Author: Benedict J Alter1, Rohit Navlani1, Leath Abdullah1, Ajay D Wasan1,2, Edward Heres1
Affiliation: <sup>1</sup> Department of Anesthesiology and Perioperative Medicine, University of Pittsburgh, Pittsburgh, Pennsylvania, United States of America. <sup>2</sup> Department of Psychiatry, University of Pittsburgh, Pittsburgh, Pennsylvania, United States of America.
Conference/Journal: Pain Med
Date published: 2021 Jun 4
Other: Special Notes: doi: 10.1093/pm/pnab183. , Word Count: 363
Incorporating indicated interventions in a multimodal approach to manage musculoskeletal pain has become standard of care. For example, in patients with radicular pain associated with intervertebral disc herniation or lumbar spinal stenosis, epidural steroid injections (ESI) are commonly used and often improve pain and function while avoiding more invasive surgical approaches. Recently, the coronavirus disease 2019 (COVID-19) pandemic has allowed remote evaluations to mitigate COVID-19 transmission using telemedicine.

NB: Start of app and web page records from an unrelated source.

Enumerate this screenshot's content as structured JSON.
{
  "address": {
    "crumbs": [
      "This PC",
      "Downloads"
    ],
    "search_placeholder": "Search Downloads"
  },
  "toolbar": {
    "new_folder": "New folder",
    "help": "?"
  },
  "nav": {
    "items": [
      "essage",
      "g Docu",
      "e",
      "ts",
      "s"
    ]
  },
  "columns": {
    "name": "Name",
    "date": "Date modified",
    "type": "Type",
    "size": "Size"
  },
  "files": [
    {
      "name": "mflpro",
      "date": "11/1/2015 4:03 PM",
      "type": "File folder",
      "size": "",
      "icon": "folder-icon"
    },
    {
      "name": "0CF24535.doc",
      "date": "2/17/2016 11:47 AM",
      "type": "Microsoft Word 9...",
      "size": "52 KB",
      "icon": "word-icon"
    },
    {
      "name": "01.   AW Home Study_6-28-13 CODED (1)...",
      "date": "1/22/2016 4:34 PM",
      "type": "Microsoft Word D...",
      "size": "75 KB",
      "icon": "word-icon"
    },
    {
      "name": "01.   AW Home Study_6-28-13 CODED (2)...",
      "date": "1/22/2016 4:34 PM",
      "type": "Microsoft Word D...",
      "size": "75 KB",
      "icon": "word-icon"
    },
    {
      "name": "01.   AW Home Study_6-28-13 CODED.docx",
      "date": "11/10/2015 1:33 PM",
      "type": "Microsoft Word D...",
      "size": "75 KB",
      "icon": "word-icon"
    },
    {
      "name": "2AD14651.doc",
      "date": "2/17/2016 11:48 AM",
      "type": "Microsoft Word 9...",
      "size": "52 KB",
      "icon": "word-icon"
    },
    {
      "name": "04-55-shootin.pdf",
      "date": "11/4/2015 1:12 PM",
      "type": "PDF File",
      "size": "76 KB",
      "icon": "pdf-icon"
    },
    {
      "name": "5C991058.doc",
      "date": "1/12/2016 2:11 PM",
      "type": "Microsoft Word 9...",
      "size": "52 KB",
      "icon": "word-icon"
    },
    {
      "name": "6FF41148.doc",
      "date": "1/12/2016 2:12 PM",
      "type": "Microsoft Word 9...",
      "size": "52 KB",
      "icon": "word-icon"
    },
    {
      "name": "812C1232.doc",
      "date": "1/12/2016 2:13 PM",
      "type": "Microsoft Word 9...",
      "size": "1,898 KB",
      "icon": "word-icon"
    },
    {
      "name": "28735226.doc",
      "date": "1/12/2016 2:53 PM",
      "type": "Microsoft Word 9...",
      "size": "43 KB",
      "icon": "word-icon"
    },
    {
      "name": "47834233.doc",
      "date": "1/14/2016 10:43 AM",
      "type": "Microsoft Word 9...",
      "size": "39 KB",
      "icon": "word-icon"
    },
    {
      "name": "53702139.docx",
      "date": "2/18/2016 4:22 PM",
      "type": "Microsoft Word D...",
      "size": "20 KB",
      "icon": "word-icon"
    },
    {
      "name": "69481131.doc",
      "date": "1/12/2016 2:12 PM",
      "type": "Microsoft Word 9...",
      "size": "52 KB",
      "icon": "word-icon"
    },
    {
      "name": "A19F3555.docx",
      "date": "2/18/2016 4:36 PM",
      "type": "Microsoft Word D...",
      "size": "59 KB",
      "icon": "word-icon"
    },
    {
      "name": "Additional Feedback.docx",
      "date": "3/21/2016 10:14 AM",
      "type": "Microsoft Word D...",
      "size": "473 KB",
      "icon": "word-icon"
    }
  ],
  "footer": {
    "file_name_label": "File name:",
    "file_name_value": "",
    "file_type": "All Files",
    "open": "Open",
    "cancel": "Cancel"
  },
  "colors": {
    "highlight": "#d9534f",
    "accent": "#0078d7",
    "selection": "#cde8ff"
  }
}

In this article, we review our experience in using telemedicine for interventional pain care and current literature, providing a framework for current practice and future study. During restrictive periods of COVID-19 mitigation, patients were referred for ESI, evaluated by telemedicine, and then seen in-person for a physical exam and possible ESI. After a chart review of these patients, we found that telemedicine evaluation was successfully used to support decision making about the ESI. The majority of patients referred received an ESI. During the interval between telemedicine evaluation and ESI, there was no evidence of progression of disease or neurologic deterioration. There were no emergency room visits due to pain complaints. In our literature review, similar case series supported the use of telemedicine in planning and supporting procedural care in several clinical specialties, including interventional pain management. Future research in larger cohorts will help rigorously evaluate safety and query satisfaction for both patients and providers. In conclusion, we suggest that using telemedicine to support procedural care requires more research but shows promise in increasing access to interventional pain care. The use of telemedicine has recently seen a sharp increase in frequency due to the ongoing global COVID-19 pandemic. According to the World Health Organization, telemedicine represents "healing at a distance"1 . They define telemedicine as "the delivery of healthcare services…by health care professionals using information and communication technologies for the exchange of valid information for the diagnosis, treatment, and prevention of disease and injuries." Telemedicine has become an important and effective option for providing patient care. However, the use of telemedicine in the context of procedural therapies for pain management is new and rapidly evolving. In this commentary, we aimed to review literature and share our experience in integrating telemedicine in procedural care.
PMID: 34086929 DOI: 10.1093/pm/pnab183